Mildly entertaining, this track from Story could have been better, but provides plenty of background insight. There are some dead spots, but Story just about manages to hold the interest; discussing the script, casting, the reasons for remaking the French film, and how he went about staging the chase sequences. The director states that he tried to make a hipper and funnier film than the Besson picture, and comes close to admitting defeat. Clearly, he’s much more enthusiastic about the end result than audiences.
These look pretty good - a fact which doesn’t compensate for their quality. We get Fallon pratting around in a copper uniform, Latifah indulging in a police line-up, and more hijinks on the road. They’re utterly forgettable, but included here for posterity, if nothing else.
The Metres Runnin’: Making Taxi
A fairly lengthy featurette, this shows plenty of behind-the-scenes wizardry. It’s yet another chance for Fallon to show how remarkably unfunny he is, despite his genial presence. Latifah is much more interesting, with some fun comments here and there (especially her first crack at a conventional screen romance.) Naturally, the director and key crew members chip in too, yet the featurette is light on significant detail. Footage of the chase scenes is better, and any more screen time with those lovely super models is no bad thing. It’s all here if you need it.
Lights, Camera, Bluescreen
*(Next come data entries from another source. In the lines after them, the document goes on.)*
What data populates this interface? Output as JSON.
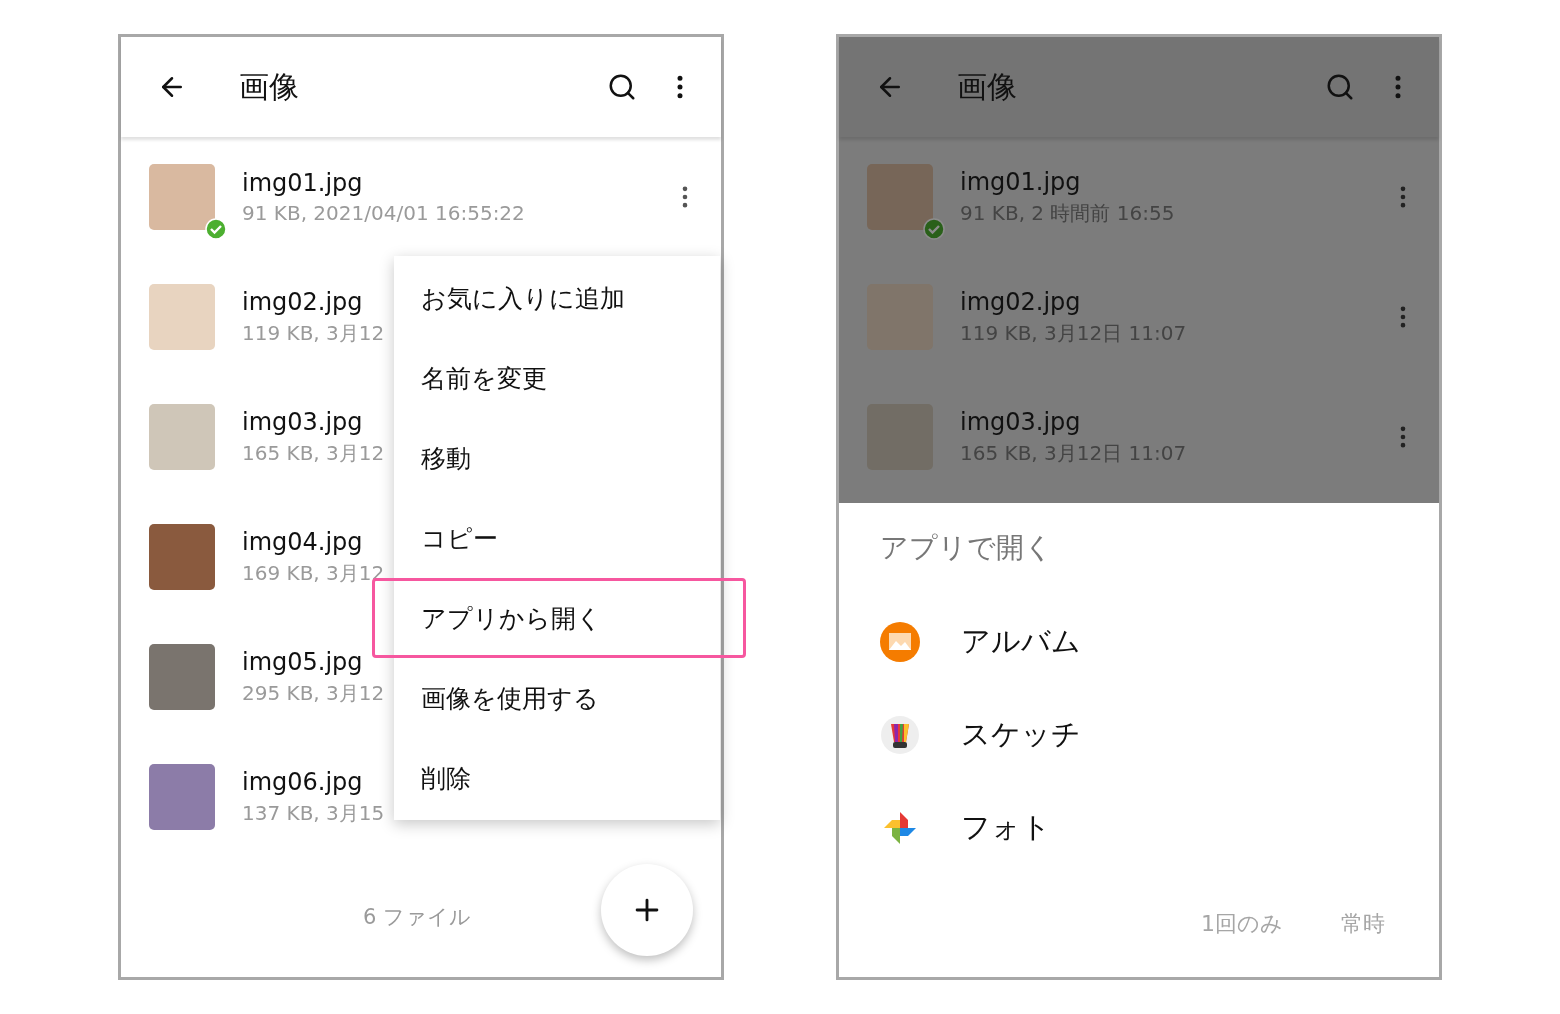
{
  "screens": [
    {
      "dimmed": false,
      "app_bar": {
        "title": "画像"
      },
      "files": [
        {
          "name": "img01.jpg",
          "meta": "91 KB, 2021/04/01 16:55:22",
          "synced": true
        },
        {
          "name": "img02.jpg",
          "meta": "119 KB, 3月12",
          "synced": false
        },
        {
          "name": "img03.jpg",
          "meta": "165 KB, 3月12",
          "synced": false
        },
        {
          "name": "img04.jpg",
          "meta": "169 KB, 3月12",
          "synced": false
        },
        {
          "name": "img05.jpg",
          "meta": "295 KB, 3月12",
          "synced": false
        },
        {
          "name": "img06.jpg",
          "meta": "137 KB, 3月15",
          "synced": false
        }
      ],
      "context_menu": {
        "items": [
          {
            "label": "お気に入りに追加",
            "highlighted": false
          },
          {
            "label": "名前を変更",
            "highlighted": false
          },
          {
            "label": "移動",
            "highlighted": false
          },
          {
            "label": "コピー",
            "highlighted": false
          },
          {
            "label": "アプリから開く",
            "highlighted": true
          },
          {
            "label": "画像を使用する",
            "highlighted": false
          },
          {
            "label": "削除",
            "highlighted": false
          }
        ]
      },
      "footer": "6 ファイル"
    },
    {
      "dimmed": true,
      "app_bar": {
        "title": "画像"
      },
      "files": [
        {
          "name": "img01.jpg",
          "meta": "91 KB, 2 時間前 16:55",
          "synced": true
        },
        {
          "name": "img02.jpg",
          "meta": "119 KB, 3月12日 11:07",
          "synced": false
        },
        {
          "name": "img03.jpg",
          "meta": "165 KB, 3月12日 11:07",
          "synced": false
        }
      ],
      "sheet": {
        "title": "アプリで開く",
        "apps": [
          {
            "name": "アルバム",
            "kind": "album"
          },
          {
            "name": "スケッチ",
            "kind": "sketch"
          },
          {
            "name": "フォト",
            "kind": "photos"
          }
        ],
        "buttons": [
          {
            "label": "1回のみ",
            "disabled": true
          },
          {
            "label": "常時",
            "disabled": true
          }
        ]
      }
    }
  ]
}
A light and frothy look at CGI mayhem, which was implemented in several of the cab sequences. The Visual Effects Supervisor (whose name escapes me) explains how the blue screen footage is combined with on-location, second unit footage. Neato.
The remaining extras of the disc are filler. “Tour Guide: Jimmy Fallon” is five minutes of the ‘comedian’ strolling about the studios and making random jokes. There’s the customary “Inside Look” from Fox, documenting the latest stinker from Martin Lawrence, and finally, the theatrical trailer.
It’s no secret - Taxi is a terrible movie; skidding off the road into on-coming traffic. It doesn’t work as a comedy or an action movie, with only a handful of scenes that manage to amuse. In fact, stick with the original (or the sequel for that matter), which offer more entertainment value than this sorry effort. Fox’s DVD provides their usual quality, but it’s all for nout. This Taxi is nothing but scrap metal. Avoid.